Segment Start: Data to process

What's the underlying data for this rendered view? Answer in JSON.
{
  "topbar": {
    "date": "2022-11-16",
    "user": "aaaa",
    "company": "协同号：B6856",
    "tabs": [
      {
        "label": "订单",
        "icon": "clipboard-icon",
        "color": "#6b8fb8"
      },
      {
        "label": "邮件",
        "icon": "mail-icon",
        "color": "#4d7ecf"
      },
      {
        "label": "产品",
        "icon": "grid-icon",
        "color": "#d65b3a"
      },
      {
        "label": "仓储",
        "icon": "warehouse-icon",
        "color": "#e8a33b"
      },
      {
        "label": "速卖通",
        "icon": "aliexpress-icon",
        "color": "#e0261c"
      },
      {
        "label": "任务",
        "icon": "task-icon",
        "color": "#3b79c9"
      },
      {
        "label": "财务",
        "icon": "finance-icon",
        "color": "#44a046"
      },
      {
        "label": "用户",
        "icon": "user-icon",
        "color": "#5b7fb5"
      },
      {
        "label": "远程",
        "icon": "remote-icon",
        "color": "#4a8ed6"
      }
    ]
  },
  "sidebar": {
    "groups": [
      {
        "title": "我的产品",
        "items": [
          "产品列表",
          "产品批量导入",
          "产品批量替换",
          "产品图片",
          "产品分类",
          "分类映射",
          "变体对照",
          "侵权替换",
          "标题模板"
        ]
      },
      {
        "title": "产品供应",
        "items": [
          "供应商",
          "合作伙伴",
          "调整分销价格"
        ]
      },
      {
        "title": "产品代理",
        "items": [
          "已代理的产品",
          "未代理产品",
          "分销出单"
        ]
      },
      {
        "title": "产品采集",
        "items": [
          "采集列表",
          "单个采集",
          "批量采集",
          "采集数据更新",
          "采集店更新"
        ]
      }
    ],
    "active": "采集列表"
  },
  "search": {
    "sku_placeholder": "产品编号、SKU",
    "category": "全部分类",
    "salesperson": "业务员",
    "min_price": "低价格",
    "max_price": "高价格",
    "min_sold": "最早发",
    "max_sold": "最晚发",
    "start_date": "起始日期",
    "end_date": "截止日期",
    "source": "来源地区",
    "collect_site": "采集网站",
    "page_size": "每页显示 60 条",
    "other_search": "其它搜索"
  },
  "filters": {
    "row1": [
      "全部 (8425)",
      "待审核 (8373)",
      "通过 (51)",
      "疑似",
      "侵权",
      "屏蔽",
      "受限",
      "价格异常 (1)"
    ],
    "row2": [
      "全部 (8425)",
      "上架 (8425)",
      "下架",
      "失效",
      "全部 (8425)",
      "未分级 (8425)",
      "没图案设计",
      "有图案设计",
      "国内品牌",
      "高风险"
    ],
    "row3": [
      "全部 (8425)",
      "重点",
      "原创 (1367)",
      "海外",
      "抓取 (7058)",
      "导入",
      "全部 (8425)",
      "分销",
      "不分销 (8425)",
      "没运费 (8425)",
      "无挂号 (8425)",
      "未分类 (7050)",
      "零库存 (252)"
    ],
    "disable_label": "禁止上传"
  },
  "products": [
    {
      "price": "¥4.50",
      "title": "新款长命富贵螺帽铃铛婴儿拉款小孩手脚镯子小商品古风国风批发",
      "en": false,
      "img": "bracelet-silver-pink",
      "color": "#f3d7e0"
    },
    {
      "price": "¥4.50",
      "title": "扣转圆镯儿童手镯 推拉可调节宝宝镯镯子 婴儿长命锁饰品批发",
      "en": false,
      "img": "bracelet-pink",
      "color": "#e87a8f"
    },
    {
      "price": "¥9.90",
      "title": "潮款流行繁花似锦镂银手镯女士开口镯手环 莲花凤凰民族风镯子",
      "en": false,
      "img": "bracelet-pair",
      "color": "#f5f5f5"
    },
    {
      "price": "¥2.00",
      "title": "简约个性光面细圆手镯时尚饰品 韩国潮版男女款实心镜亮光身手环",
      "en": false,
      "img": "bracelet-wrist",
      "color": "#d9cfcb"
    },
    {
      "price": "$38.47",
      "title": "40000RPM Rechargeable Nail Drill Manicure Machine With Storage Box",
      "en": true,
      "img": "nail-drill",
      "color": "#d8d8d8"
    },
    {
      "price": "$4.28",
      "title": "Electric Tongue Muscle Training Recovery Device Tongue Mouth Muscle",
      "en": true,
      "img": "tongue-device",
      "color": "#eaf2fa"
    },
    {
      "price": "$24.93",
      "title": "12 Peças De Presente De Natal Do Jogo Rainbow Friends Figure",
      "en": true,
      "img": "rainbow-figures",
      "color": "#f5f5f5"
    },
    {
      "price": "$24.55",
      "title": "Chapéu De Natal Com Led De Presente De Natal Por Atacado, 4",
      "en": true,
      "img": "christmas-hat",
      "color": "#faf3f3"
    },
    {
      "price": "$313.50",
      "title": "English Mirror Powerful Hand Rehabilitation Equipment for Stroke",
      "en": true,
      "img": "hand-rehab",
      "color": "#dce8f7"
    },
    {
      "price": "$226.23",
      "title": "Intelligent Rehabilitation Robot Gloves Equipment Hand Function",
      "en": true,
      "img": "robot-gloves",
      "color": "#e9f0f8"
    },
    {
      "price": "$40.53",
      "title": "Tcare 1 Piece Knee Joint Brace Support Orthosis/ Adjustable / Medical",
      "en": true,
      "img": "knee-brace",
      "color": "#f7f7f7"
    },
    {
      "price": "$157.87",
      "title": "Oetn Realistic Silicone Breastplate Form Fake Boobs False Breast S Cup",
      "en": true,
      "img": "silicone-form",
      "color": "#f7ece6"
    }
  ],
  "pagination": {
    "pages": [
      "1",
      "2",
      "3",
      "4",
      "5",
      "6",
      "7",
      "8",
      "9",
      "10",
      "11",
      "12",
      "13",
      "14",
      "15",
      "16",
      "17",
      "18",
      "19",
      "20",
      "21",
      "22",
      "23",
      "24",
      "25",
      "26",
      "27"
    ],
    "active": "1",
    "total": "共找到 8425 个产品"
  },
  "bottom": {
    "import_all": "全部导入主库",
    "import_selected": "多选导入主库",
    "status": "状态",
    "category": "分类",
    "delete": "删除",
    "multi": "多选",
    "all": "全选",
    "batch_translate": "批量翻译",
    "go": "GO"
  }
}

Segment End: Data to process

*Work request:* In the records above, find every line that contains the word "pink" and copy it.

*Answer space:*
      "img": "bracelet-silver-pink",
      "img": "bracelet-pink",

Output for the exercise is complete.